Given entries –
Content starts

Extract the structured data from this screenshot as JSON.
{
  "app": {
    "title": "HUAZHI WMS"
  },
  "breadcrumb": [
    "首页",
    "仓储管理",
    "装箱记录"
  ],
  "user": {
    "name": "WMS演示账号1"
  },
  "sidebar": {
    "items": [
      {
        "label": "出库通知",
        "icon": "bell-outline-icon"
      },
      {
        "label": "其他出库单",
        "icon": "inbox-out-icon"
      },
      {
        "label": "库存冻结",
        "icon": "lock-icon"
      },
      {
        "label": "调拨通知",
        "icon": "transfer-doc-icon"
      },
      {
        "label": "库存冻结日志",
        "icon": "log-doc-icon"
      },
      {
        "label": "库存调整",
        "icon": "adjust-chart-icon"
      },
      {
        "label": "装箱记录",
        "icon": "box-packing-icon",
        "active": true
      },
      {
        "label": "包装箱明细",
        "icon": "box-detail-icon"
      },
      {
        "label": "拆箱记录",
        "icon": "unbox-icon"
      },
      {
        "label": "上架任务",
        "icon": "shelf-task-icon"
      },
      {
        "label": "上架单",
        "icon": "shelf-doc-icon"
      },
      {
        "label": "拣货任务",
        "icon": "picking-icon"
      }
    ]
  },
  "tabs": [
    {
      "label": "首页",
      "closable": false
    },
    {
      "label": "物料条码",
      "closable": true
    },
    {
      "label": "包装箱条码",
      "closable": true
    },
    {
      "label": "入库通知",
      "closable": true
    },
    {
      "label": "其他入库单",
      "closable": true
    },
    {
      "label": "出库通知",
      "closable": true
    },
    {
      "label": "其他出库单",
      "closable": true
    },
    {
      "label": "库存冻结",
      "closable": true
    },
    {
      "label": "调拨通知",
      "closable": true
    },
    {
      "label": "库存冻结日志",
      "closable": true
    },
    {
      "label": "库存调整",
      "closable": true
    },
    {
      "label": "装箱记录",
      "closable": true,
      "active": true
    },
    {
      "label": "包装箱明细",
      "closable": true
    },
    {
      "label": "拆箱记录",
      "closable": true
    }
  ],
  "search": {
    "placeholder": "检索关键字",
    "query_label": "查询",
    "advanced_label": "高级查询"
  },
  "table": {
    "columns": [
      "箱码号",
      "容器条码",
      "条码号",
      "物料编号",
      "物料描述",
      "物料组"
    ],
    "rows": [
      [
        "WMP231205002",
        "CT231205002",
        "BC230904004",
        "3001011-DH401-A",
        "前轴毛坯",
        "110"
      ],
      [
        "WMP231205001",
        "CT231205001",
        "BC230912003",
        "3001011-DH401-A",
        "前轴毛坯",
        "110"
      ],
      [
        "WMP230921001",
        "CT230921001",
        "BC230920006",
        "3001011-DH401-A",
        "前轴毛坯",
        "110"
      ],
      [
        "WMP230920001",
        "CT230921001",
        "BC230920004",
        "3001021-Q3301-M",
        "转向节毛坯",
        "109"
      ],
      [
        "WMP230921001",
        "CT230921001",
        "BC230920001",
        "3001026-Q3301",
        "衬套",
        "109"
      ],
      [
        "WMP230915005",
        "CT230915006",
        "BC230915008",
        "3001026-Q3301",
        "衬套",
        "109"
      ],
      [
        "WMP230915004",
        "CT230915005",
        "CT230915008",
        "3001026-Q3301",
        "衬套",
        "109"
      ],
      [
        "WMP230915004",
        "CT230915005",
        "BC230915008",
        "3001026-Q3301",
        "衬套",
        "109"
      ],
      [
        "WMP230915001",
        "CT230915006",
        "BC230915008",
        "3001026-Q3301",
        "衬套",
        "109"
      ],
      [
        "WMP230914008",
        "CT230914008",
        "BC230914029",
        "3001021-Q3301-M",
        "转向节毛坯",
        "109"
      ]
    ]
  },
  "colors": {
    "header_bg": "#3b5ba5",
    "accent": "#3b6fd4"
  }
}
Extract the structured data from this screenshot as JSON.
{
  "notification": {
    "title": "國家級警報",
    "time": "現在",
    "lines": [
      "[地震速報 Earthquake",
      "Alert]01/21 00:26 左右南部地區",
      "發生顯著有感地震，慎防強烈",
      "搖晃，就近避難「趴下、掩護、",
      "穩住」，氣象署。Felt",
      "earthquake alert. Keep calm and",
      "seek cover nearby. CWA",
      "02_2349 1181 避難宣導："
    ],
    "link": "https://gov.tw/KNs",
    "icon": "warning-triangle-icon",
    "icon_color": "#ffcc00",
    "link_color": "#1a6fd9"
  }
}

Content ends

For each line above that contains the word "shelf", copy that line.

        "icon": "shelf-task-icon"
        "icon": "shelf-doc-icon"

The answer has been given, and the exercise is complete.